12:12 PM
Transparency of Harassment

Last month, the U.S. Supreme Court ruled in Doe v. Reed that people who sign a petition seeking to place a ballot measure before the voters do not have a general right to anonymity under the First Amendment.  The case concerned signers to a referendum— Referendum 71, to overturn Washington’s domestic partnership law.  The Supreme Court accepted the arguments from the State and supporters of the law that the names of the petition signers shwashingtonould be released in order to, among other things, “combat[] fraud, detect[] invalid signatures, and foster[] government transparency and accountability.”  The Court remanded the case to the U.S. District Court in Tacoma to consider the plaintiffs’ specific argument that identifying the signers publicly would facilitate the harassment of these individuals by supporters of the domestic partnership law.

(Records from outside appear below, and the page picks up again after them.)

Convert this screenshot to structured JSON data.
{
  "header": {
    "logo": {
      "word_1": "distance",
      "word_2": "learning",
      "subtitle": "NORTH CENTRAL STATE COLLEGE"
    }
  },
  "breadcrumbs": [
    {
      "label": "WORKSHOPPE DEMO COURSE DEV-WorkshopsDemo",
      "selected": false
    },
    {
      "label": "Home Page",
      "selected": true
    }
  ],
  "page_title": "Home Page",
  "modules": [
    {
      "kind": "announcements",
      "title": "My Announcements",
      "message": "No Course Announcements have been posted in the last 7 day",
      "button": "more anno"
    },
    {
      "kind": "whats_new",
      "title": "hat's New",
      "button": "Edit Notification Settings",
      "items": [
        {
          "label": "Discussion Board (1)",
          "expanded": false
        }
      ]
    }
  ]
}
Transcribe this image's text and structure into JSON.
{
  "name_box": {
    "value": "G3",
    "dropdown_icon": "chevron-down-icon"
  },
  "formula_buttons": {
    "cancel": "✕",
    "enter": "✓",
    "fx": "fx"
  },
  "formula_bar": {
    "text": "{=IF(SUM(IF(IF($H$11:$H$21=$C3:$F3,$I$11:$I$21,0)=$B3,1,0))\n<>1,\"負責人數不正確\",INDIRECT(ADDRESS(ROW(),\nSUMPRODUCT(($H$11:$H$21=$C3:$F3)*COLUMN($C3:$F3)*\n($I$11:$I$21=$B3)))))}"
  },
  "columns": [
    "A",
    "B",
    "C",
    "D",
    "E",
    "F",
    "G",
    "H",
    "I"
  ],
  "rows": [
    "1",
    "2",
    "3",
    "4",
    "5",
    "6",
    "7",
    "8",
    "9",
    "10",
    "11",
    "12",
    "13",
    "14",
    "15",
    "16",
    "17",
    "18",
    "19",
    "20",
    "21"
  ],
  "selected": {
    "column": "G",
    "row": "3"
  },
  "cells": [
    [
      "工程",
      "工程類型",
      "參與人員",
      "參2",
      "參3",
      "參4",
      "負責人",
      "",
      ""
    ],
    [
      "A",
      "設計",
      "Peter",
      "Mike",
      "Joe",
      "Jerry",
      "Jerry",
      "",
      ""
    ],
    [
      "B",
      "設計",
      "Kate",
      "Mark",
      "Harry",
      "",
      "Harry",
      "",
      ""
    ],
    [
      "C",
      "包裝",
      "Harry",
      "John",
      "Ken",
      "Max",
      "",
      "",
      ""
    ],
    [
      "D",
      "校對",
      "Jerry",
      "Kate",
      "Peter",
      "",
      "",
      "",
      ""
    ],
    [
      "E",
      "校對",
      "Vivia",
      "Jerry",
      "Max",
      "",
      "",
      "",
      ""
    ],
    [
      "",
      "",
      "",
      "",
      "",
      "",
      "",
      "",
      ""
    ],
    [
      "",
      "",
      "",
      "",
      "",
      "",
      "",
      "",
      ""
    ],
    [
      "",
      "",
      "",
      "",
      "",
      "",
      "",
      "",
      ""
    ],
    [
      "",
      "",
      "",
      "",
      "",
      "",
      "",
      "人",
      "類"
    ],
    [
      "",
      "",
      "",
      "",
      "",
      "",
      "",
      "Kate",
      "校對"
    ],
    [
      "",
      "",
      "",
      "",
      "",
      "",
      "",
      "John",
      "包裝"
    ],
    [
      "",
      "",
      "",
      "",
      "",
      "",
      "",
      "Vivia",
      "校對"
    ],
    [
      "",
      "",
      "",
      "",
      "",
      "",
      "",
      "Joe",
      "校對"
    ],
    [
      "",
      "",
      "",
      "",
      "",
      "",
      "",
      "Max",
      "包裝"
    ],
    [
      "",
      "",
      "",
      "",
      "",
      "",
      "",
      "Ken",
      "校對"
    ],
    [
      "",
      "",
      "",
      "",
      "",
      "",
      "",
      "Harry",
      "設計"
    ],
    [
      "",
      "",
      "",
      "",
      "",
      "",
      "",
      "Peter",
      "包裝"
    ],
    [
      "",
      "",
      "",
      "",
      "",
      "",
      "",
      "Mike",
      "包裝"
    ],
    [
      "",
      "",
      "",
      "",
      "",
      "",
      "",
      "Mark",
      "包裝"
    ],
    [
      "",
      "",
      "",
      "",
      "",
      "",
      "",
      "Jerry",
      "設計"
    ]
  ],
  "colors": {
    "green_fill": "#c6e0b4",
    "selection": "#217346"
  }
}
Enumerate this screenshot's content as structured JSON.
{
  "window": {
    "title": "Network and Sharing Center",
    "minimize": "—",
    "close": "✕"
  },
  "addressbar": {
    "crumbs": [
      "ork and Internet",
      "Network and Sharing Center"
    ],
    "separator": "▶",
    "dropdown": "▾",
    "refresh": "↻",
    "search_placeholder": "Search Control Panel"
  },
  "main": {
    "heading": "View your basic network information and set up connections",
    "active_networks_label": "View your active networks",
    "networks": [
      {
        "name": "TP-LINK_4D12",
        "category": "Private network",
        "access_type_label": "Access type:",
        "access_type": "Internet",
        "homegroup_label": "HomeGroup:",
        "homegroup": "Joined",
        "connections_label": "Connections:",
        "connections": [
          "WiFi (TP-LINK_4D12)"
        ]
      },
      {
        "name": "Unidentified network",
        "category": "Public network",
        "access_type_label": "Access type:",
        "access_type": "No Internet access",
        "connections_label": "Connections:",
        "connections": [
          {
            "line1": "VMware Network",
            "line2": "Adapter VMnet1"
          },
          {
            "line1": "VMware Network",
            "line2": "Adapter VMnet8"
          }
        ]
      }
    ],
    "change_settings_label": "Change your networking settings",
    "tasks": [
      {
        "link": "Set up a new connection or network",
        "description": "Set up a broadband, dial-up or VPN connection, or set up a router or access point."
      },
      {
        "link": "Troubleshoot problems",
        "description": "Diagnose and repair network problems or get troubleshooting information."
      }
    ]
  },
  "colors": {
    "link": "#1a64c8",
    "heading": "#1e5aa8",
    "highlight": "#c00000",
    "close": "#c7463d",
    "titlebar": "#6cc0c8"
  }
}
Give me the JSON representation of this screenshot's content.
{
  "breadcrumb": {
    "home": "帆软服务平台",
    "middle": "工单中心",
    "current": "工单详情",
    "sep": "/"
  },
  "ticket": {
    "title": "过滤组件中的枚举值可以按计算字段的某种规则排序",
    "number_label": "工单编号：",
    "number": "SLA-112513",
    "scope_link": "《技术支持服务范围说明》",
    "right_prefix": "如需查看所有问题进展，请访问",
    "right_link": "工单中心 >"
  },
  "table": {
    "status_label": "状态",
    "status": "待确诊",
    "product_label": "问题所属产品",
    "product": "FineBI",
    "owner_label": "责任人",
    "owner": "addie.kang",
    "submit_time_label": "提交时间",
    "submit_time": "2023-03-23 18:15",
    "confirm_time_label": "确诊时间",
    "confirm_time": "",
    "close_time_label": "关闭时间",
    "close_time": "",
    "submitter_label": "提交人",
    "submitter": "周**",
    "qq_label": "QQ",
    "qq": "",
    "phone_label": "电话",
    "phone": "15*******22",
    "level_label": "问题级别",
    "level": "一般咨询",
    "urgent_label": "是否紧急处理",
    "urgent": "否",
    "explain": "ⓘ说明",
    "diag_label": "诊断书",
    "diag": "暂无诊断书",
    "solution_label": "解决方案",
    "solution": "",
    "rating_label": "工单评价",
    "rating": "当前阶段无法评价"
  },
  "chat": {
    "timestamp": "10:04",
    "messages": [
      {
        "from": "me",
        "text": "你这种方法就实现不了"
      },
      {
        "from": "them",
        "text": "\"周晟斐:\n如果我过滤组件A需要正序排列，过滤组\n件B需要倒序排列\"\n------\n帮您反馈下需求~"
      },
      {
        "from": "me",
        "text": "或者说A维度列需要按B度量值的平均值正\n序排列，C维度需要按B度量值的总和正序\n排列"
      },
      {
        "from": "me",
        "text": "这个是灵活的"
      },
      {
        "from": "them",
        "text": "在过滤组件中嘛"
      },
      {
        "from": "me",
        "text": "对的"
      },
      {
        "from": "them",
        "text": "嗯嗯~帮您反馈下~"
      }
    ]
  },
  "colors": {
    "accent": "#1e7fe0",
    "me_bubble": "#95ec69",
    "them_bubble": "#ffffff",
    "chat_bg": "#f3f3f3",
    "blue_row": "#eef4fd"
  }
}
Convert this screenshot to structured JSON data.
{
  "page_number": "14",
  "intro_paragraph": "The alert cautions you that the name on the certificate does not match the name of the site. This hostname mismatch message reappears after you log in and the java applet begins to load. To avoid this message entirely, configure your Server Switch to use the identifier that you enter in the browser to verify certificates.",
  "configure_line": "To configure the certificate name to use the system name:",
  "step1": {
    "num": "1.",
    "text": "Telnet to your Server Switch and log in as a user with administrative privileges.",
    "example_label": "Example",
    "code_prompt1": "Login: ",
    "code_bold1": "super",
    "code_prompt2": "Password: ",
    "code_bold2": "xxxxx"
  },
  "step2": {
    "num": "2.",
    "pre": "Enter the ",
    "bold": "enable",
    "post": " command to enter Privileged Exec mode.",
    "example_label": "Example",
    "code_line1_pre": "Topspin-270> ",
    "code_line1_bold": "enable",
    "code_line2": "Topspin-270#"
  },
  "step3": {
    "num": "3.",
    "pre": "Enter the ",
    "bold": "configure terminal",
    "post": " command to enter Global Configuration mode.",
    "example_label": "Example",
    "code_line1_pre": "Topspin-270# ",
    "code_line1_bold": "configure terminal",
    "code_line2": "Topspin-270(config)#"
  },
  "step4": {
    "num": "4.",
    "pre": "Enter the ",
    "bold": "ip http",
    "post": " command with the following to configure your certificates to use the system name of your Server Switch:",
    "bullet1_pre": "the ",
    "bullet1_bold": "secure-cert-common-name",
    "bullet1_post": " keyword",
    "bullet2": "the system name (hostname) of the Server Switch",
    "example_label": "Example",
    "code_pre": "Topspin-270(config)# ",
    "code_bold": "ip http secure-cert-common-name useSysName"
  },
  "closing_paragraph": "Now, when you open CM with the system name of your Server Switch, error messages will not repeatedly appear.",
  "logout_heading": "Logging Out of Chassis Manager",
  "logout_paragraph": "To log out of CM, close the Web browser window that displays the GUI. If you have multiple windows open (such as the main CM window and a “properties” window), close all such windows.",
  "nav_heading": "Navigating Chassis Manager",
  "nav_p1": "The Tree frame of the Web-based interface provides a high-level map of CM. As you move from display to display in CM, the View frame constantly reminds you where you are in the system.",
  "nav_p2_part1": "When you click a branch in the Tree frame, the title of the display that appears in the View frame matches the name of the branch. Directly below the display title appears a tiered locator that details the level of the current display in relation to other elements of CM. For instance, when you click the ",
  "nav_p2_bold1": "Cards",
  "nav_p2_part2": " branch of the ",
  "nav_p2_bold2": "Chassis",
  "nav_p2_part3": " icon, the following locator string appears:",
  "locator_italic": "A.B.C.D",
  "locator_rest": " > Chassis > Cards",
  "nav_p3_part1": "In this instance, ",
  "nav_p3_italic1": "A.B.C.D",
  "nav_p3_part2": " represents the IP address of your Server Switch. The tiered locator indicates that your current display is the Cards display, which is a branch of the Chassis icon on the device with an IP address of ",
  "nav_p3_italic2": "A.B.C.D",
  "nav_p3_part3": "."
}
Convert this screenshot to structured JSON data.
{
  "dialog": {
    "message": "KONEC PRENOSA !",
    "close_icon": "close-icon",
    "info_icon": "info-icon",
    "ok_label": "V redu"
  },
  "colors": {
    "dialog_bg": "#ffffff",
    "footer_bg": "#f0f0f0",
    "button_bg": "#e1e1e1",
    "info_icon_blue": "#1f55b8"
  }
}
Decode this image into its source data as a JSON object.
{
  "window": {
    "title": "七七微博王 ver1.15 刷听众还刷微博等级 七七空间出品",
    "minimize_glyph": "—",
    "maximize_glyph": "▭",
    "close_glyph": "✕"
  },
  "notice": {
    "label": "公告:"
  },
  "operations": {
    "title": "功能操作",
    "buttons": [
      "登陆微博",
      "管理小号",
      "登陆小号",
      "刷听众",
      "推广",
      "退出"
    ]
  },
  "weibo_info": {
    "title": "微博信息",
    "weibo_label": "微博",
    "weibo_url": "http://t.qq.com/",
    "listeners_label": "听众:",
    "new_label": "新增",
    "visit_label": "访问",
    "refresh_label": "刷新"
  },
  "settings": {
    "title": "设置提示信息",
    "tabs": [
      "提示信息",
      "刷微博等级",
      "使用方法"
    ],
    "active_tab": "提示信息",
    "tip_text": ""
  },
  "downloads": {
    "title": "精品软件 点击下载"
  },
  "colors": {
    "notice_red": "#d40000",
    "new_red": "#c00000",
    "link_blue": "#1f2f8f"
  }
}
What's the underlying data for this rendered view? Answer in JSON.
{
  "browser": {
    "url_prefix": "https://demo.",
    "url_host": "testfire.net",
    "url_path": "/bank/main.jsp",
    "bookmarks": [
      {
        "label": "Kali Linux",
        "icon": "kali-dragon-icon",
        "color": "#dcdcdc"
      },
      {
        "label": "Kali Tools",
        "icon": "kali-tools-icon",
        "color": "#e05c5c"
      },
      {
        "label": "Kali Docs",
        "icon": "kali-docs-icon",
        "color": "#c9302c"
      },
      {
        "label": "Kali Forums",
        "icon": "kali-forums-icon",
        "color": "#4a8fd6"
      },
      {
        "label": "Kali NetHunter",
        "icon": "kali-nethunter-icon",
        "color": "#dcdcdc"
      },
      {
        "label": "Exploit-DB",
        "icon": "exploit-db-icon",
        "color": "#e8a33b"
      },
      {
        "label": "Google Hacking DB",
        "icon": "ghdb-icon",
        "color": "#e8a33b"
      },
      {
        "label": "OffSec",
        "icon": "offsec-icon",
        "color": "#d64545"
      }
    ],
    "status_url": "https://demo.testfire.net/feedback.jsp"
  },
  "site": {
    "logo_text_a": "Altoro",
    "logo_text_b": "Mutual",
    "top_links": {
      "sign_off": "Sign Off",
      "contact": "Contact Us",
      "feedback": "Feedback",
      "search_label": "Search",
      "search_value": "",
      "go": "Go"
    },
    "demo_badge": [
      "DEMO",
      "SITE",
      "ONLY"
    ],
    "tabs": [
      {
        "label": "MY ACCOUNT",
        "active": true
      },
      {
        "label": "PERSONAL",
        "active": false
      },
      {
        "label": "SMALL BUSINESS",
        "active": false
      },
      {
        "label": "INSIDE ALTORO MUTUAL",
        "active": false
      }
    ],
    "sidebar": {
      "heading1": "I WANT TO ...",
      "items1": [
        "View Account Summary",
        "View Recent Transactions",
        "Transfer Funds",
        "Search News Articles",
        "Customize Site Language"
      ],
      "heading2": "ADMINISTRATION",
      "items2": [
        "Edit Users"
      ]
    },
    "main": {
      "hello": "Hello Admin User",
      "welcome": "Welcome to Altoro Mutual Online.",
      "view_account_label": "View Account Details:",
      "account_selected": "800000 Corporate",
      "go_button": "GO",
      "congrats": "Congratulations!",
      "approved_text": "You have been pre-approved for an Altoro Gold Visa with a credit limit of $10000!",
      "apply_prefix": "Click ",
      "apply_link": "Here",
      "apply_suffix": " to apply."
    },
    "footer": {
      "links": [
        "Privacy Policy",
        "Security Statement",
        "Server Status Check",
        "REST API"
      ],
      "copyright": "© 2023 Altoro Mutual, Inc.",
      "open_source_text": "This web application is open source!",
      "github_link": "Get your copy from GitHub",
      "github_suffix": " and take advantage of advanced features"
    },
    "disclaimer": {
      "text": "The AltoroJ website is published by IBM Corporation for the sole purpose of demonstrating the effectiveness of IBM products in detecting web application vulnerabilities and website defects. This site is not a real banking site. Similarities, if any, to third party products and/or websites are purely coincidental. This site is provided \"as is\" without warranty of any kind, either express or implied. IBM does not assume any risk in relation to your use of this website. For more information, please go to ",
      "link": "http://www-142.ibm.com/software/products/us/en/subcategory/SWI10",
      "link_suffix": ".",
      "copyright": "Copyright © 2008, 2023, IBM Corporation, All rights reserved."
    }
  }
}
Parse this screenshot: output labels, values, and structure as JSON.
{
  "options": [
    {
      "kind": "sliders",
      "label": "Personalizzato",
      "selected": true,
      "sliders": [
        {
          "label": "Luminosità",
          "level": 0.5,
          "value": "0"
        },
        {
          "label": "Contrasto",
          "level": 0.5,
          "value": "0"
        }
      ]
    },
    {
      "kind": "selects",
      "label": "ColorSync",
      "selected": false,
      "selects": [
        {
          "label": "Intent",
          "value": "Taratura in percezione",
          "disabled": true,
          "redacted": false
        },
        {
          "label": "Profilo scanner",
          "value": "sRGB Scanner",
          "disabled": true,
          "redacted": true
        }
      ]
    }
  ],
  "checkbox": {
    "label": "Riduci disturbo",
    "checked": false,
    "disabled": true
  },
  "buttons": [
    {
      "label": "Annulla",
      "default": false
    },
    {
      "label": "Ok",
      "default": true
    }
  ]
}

The Everett Herald reports that Referendum 71’s proponents have now filed a motion in district court on remand seeking to keep the names of the signatories from being released.  The fact that this case is still going on is interesting.  Referendum 71 lost badly at the polls.  The continued pressure for the public disclosure of petition signers—despite the fact that the referendum is deader than Francisco Franco—indicates there may be other motives besides “transparency” behind the effort to release these names.  The fact that the effort continues also suggests that the Court should have taken more seriously the argument that the release of these names by the government facilitates harassment and coercion by political and ideological operatives.


We will continue to update our readers on this case as it progresses through the courts.